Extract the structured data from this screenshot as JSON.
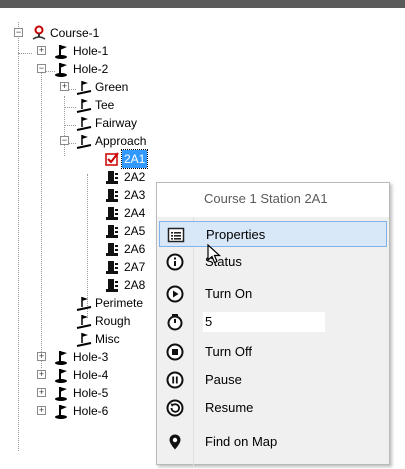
{
  "tree": {
    "course": "Course-1",
    "hole1": "Hole-1",
    "hole2": "Hole-2",
    "green": "Green",
    "tee": "Tee",
    "fairway": "Fairway",
    "approach": "Approach",
    "stations": [
      "2A1",
      "2A2",
      "2A3",
      "2A4",
      "2A5",
      "2A6",
      "2A7",
      "2A8"
    ],
    "perimeter": "Perimete",
    "rough": "Rough",
    "misc": "Misc",
    "hole3": "Hole-3",
    "hole4": "Hole-4",
    "hole5": "Hole-5",
    "hole6": "Hole-6"
  },
  "context_menu": {
    "title": "Course 1 Station 2A1",
    "items": [
      {
        "label": "Properties",
        "icon": "list-icon"
      },
      {
        "label": "Status",
        "icon": "info-icon"
      },
      {
        "label": "Turn On",
        "icon": "play-icon"
      },
      {
        "label": "5",
        "icon": "timer-icon"
      },
      {
        "label": "Turn Off",
        "icon": "stop-icon"
      },
      {
        "label": "Pause",
        "icon": "pause-icon"
      },
      {
        "label": "Resume",
        "icon": "resume-icon"
      },
      {
        "label": "Find on Map",
        "icon": "map-pin-icon"
      }
    ]
  },
  "colors": {
    "selection": "#3399ff",
    "menu_hover": "#d9e8f8",
    "hover_border": "#7eb4ea",
    "title_bar": "#5b5b5b"
  }
}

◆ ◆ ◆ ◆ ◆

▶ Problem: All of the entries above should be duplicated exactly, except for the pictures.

▶ Task result:
Extract the structured data from this screenshot as JSON.
{
  "tree": {
    "course": "Course-1",
    "hole1": "Hole-1",
    "hole2": "Hole-2",
    "green": "Green",
    "tee": "Tee",
    "fairway": "Fairway",
    "approach": "Approach",
    "stations": [
      "2A1",
      "2A2",
      "2A3",
      "2A4",
      "2A5",
      "2A6",
      "2A7",
      "2A8"
    ],
    "perimeter": "Perimete",
    "rough": "Rough",
    "misc": "Misc",
    "hole3": "Hole-3",
    "hole4": "Hole-4",
    "hole5": "Hole-5",
    "hole6": "Hole-6"
  },
  "context_menu": {
    "title": "Course 1 Station 2A1",
    "items": [
      {
        "label": "Properties",
        "icon": "list-icon"
      },
      {
        "label": "Status",
        "icon": "info-icon"
      },
      {
        "label": "Turn On",
        "icon": "play-icon"
      },
      {
        "label": "5",
        "icon": "timer-icon"
      },
      {
        "label": "Turn Off",
        "icon": "stop-icon"
      },
      {
        "label": "Pause",
        "icon": "pause-icon"
      },
      {
        "label": "Resume",
        "icon": "resume-icon"
      },
      {
        "label": "Find on Map",
        "icon": "map-pin-icon"
      }
    ]
  },
  "colors": {
    "selection": "#3399ff",
    "menu_hover": "#d9e8f8",
    "hover_border": "#7eb4ea",
    "title_bar": "#5b5b5b"
  }
}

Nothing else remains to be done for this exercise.